With a state appeals court in San Francisco scheduled to hear oral arguments Monday about the legality of same-sex marriage in California, Mayor Gavin Newsom said he was not worried about high-court rulings against gay marriage in New York and Georgia this week.
“I think we should avoid reading to much into this,” Newsom said. “California is a different state with a different constitution.”
In New York, the state's Court of Appeals upheld a state law that bans same-sex marriage, and Georgia’s Supreme Court said a 2004 ballot referendum banning gay marriage was legal. The decisions were applauded by a variety of groups that say marriage should be reserved for unions between opposite-sex couples.
Newsom called the rulings mere “setbacks,” in an effort that would eventually result in gay marriages becoming legal.
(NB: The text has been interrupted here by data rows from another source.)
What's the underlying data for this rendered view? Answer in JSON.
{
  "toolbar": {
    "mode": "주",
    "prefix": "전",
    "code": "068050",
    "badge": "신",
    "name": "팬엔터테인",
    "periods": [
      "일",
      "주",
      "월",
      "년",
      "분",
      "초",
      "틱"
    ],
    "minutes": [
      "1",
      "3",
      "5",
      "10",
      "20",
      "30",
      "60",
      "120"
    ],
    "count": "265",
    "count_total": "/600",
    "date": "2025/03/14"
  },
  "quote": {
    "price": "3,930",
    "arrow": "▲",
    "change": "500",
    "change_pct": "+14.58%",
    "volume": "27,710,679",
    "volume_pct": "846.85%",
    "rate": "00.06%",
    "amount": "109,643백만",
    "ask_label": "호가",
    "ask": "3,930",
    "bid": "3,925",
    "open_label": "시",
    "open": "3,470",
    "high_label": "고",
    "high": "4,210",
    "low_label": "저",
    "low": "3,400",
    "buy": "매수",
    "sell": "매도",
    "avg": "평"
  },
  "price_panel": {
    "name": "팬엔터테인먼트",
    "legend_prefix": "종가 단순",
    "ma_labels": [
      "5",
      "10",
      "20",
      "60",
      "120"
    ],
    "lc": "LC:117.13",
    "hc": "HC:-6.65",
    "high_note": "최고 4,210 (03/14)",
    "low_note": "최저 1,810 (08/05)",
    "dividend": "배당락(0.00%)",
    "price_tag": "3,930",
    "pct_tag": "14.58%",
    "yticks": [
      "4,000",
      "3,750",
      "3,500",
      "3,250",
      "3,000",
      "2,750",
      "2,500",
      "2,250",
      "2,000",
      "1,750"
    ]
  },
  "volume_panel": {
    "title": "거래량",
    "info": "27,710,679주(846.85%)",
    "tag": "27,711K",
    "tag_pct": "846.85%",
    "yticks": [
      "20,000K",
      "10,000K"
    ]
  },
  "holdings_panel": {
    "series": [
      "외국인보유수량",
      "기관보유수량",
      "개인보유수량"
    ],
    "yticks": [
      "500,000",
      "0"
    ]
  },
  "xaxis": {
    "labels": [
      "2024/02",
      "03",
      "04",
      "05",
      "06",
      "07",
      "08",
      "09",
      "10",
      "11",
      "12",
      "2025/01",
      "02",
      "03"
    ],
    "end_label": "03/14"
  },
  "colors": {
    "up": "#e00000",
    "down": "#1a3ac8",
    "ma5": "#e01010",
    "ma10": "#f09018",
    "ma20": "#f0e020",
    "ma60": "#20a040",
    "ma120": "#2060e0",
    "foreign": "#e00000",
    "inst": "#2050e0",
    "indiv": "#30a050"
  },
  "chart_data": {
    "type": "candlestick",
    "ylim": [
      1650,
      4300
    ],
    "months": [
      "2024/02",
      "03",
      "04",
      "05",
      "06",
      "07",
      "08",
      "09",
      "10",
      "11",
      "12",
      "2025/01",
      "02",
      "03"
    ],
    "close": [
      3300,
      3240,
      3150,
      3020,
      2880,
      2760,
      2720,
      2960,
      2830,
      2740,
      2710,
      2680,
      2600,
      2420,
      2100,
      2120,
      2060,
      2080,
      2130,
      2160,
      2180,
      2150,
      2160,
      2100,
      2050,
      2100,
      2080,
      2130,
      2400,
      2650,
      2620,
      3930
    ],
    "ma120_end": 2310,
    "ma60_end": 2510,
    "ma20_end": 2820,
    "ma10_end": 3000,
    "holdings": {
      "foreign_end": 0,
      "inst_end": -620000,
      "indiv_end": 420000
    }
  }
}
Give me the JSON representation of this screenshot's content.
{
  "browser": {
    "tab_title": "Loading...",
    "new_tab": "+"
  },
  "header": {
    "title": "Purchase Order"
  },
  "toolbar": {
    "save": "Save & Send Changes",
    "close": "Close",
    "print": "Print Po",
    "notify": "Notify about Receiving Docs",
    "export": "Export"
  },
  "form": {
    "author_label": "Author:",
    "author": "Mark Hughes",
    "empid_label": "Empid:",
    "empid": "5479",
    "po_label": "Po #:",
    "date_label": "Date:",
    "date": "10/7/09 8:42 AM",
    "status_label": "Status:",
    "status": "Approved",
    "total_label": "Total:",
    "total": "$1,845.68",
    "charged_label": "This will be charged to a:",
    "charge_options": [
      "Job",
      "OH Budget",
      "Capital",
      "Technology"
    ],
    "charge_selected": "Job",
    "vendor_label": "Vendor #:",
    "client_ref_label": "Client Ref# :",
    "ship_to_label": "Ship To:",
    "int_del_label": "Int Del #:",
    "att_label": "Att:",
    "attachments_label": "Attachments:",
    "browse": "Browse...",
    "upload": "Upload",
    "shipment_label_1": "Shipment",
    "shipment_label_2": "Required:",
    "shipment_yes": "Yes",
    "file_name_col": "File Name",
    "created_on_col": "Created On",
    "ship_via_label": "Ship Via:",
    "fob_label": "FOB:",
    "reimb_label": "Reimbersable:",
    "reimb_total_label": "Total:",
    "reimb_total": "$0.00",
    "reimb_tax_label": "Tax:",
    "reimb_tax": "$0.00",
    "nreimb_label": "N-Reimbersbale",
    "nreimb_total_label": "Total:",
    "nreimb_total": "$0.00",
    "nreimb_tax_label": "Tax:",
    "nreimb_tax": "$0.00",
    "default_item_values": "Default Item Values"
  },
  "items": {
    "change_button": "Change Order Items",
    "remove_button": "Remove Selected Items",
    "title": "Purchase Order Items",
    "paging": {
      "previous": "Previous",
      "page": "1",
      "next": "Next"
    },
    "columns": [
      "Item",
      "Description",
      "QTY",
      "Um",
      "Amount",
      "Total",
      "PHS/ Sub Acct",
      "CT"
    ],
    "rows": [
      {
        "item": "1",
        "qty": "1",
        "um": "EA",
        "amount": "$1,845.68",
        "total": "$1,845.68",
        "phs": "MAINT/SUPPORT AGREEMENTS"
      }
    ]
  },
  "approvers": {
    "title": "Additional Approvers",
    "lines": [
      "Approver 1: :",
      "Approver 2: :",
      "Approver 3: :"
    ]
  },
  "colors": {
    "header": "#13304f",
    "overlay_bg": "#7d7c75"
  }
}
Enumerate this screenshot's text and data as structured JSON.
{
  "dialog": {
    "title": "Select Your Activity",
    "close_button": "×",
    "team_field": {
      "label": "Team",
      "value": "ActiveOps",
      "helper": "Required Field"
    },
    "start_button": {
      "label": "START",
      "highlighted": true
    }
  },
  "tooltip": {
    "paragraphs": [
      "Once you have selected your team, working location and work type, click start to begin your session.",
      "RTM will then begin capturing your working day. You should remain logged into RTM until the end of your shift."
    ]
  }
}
“You can’t be naïve to the realities of the social justice movement, where history has yet to be written,” Newsom said. “This is going to be a long, multidecade struggle.”
Although gay rights advocates celebrated a California Superior Court ruling in March that said excluding gay couples from marriage is akin to gender discrimination, the ruling was appealed by the state attorney general, along with several conservative groups.
Newsom said he expects that the controversial case will eventually make its way to the California Supreme Court, after the appellate court's decision, because neither side will give up the fight.